[[ THE DATA open ]]

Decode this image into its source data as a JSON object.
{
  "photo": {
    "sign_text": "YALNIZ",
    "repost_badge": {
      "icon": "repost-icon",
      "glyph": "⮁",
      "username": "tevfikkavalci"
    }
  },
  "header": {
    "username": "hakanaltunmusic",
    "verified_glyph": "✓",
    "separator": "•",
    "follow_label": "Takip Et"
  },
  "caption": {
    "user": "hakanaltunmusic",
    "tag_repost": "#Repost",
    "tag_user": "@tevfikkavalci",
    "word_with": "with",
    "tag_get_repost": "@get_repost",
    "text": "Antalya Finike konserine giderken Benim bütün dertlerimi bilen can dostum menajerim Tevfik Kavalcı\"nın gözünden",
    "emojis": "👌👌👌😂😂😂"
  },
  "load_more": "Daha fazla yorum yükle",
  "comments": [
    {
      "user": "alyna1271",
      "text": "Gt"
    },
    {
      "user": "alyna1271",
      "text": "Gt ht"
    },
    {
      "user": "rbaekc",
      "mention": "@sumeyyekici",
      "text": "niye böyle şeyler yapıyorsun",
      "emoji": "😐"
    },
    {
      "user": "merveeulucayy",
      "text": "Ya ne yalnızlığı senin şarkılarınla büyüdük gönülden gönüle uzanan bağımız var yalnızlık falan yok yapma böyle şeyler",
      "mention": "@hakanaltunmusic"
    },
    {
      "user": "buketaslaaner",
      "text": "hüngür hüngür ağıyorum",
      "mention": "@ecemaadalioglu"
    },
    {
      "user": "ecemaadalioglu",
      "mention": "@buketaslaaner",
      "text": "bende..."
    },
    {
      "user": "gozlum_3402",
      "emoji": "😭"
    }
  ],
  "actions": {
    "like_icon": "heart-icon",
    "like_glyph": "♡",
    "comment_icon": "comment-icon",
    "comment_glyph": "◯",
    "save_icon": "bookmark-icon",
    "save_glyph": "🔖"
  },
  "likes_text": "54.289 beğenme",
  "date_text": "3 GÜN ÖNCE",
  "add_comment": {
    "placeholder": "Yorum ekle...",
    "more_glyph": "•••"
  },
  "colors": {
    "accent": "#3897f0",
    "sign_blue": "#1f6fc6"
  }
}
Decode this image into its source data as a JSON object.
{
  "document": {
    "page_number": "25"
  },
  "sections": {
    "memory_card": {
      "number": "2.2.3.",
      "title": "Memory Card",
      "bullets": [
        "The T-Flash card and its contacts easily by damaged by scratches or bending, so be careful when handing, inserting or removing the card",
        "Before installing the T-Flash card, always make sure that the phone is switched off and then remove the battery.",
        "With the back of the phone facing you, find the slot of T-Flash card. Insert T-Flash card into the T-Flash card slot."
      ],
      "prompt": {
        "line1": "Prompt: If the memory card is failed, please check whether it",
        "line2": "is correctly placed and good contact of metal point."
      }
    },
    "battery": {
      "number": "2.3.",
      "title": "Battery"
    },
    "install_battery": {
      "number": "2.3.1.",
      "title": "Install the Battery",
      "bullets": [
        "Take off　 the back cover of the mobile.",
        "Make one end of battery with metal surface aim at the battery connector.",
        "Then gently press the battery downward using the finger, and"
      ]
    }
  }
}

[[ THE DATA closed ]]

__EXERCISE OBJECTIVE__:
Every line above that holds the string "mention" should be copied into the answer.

__COMPLETED TASK__:
      "mention": "@sumeyyekici",
      "mention": "@hakanaltunmusic"
      "mention": "@ecemaadalioglu"
      "mention": "@buketaslaaner",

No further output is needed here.